·2-min read

Crown courts in England and Wales are facing the longest backlog of outstanding cases ever recorded due to budget cuts and the pandemic, figures have shown.

Ministry of Justice (MoJ) statistics have revealed there were 59,532 cases waiting to be dealt with by crown courts at the end of March 2021 – an increase of 45% on the first quarter of 2020 when there were 41,015.

This also marks a 4% increase on the previous quarter, when the number stood at 57,047.

Cases which are awaiting trial – rather than sentencing or an appeal – more than doubled from last year.

Of cases awaiting trial, drug offences saw the largest proportional increase compared with the previous year at 75%, followed by sexual offences which saw a 67% rise.

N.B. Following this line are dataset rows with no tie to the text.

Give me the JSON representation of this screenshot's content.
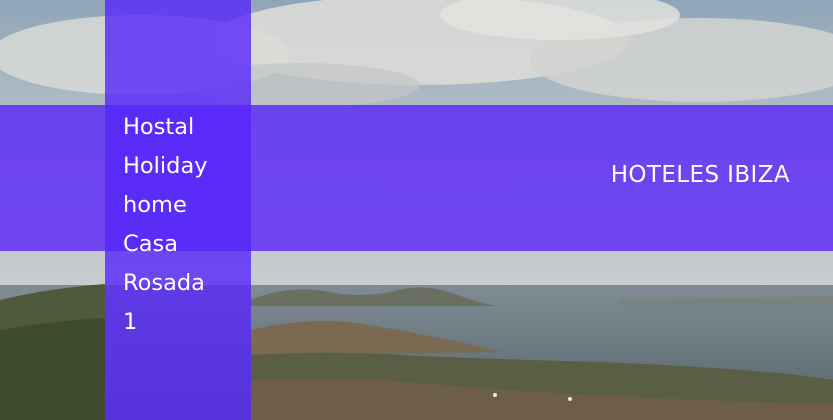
{
  "hotel": {
    "name": "Hostal Holiday home Casa Rosada 1"
  },
  "brand": {
    "link_label": "HOTELES IBIZA"
  },
  "colors": {
    "overlay_purple": "#5c28f6"
  }
}
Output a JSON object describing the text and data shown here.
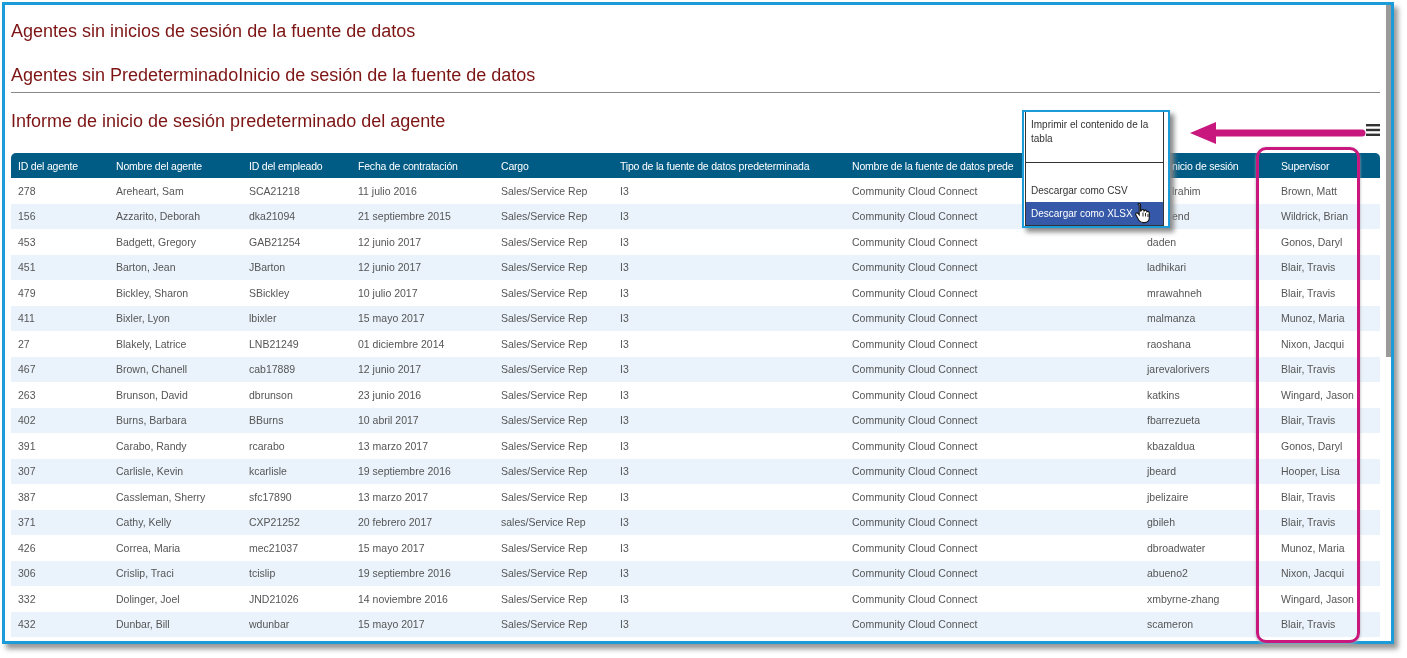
{
  "headings": [
    "Agentes sin inicios de sesión de la fuente de datos",
    "Agentes sin PredeterminadoInicio de sesión de la fuente de datos",
    "Informe de inicio de sesión predeterminado del agente"
  ],
  "table": {
    "columns": [
      "ID del agente",
      "Nombre del agente",
      "ID del empleado",
      "Fecha de contratación",
      "Cargo",
      "Tipo de la fuente de datos predeterminada",
      "Nombre de la fuente de datos prede",
      "nicio de sesión",
      "Supervisor"
    ],
    "rows": [
      [
        "278",
        "Areheart, Sam",
        "SCA21218",
        "11 julio 2016",
        "Sales/Service Rep",
        "I3",
        "Community Cloud Connect",
        "lrahim",
        "Brown, Matt"
      ],
      [
        "156",
        "Azzarito, Deborah",
        "dka21094",
        "21 septiembre 2015",
        "Sales/Service Rep",
        "I3",
        "Community Cloud Connect",
        "end",
        "Wildrick, Brian"
      ],
      [
        "453",
        "Badgett, Gregory",
        "GAB21254",
        "12 junio 2017",
        "Sales/Service Rep",
        "I3",
        "Community Cloud Connect",
        "daden",
        "Gonos, Daryl"
      ],
      [
        "451",
        "Barton, Jean",
        "JBarton",
        "12 junio 2017",
        "Sales/Service Rep",
        "I3",
        "Community Cloud Connect",
        "ladhikari",
        "Blair, Travis"
      ],
      [
        "479",
        "Bickley, Sharon",
        "SBickley",
        "10 julio 2017",
        "Sales/Service Rep",
        "I3",
        "Community Cloud Connect",
        "mrawahneh",
        "Blair, Travis"
      ],
      [
        "411",
        "Bixler, Lyon",
        "lbixler",
        "15 mayo 2017",
        "Sales/Service Rep",
        "I3",
        "Community Cloud Connect",
        "malmanza",
        "Munoz, Maria"
      ],
      [
        "27",
        "Blakely, Latrice",
        "LNB21249",
        "01 diciembre 2014",
        "Sales/Service Rep",
        "I3",
        "Community Cloud Connect",
        "raoshana",
        "Nixon, Jacqui"
      ],
      [
        "467",
        "Brown, Chanell",
        "cab17889",
        "12 junio 2017",
        "Sales/Service Rep",
        "I3",
        "Community Cloud Connect",
        "jarevalorivers",
        "Blair, Travis"
      ],
      [
        "263",
        "Brunson, David",
        "dbrunson",
        "23 junio 2016",
        "Sales/Service Rep",
        "I3",
        "Community Cloud Connect",
        "katkins",
        "Wingard, Jason"
      ],
      [
        "402",
        "Burns, Barbara",
        "BBurns",
        "10 abril 2017",
        "Sales/Service Rep",
        "I3",
        "Community Cloud Connect",
        "fbarrezueta",
        "Blair, Travis"
      ],
      [
        "391",
        "Carabo, Randy",
        "rcarabo",
        "13 marzo 2017",
        "Sales/Service Rep",
        "I3",
        "Community Cloud Connect",
        "kbazaldua",
        "Gonos, Daryl"
      ],
      [
        "307",
        "Carlisle, Kevin",
        "kcarlisle",
        "19 septiembre 2016",
        "Sales/Service Rep",
        "I3",
        "Community Cloud Connect",
        "jbeard",
        "Hooper, Lisa"
      ],
      [
        "387",
        "Cassleman, Sherry",
        "sfc17890",
        "13 marzo 2017",
        "Sales/Service Rep",
        "I3",
        "Community Cloud Connect",
        "jbelizaire",
        "Blair, Travis"
      ],
      [
        "371",
        "Cathy, Kelly",
        "CXP21252",
        "20 febrero 2017",
        "sales/Service Rep",
        "I3",
        "Community Cloud Connect",
        "gbileh",
        "Blair, Travis"
      ],
      [
        "426",
        "Correa, Maria",
        "mec21037",
        "15 mayo 2017",
        "Sales/Service Rep",
        "I3",
        "Community Cloud Connect",
        "dbroadwater",
        "Munoz, Maria"
      ],
      [
        "306",
        "Crislip, Traci",
        "tcislip",
        "19 septiembre 2016",
        "Sales/Service Rep",
        "I3",
        "Community Cloud Connect",
        "abueno2",
        "Nixon, Jacqui"
      ],
      [
        "332",
        "Dolinger, Joel",
        "JND21026",
        "14 noviembre 2016",
        "Sales/Service Rep",
        "I3",
        "Community Cloud Connect",
        "xmbyrne-zhang",
        "Wingard, Jason"
      ],
      [
        "432",
        "Dunbar, Bill",
        "wdunbar",
        "15 mayo 2017",
        "Sales/Service Rep",
        "I3",
        "Community Cloud Connect",
        "scameron",
        "Blair, Travis"
      ]
    ]
  },
  "menu": {
    "items": [
      {
        "kind": "item",
        "label": "Imprimir el contenido de la tabla",
        "selected": false
      },
      {
        "kind": "separator"
      },
      {
        "kind": "item",
        "label": "Descargar como CSV",
        "selected": false
      },
      {
        "kind": "item",
        "label": "Descargar como XLSX",
        "selected": true
      }
    ]
  }
}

The average length of time a case has been on the waiting list has also increased sharply to 213 days – an increase of 46% from last year – while one fifth have been waiting for a year or more.

This comes despite early signs of recovery, as the volume of listed trials at both magistrates’ and crown courts rose.

Although the number of people being admitted to crown court and numbers being dealt with are now close to pre-Covid levels, receipts remain above disposals meaning the outstanding caseload is still increasing.

Financial impositions – money owed by defendants to the court – also reached £1.21 billion, maintaining levels seen since the end of 2019.

The monies owed, which include court fines, prosecutors’ costs, and compensation orders, has doubled since the start of 2015 when the figure stood at £571 million.

Opening of the Legal Year at Westminster Abbey
Lord Chief Justice Lord Burnett of Maldon has suggested reducing the size of juries to clear crown court backlogs (Aaron Chown/PA)

This comes as the Lord Chief Justice suggested on Monday that reducing the size of trial juries would help clear the backlog of crown court cases.

Lord Burnett of Maldon, the most senior judge in England and Wales, told the Daily Telegraph newspaper that the “deeply damaging” delays in the justice system were caused by years of budget cuts exacerbated by the pandemic.

This impacted rape conviction figures, with the number of suspects convicted of rape or lesser offences in England and Wales being at the lowest level since records began in 2019-20.

The latest Crown Prosecution Service (CPS) figures for 2019-20 show 1,439 suspects were convicted of rape or lesser offences in England and Wales last year – down from 1,925 the previous year.

This comes despite reports of adult rape to police almost doubling since 2015-16.

The Government pledged to return to 2016 figures by the end of the current Parliament in the long-awaited Rape Review published this month.

MoJ statistics cataloguing outstanding crown court cases began in 2014.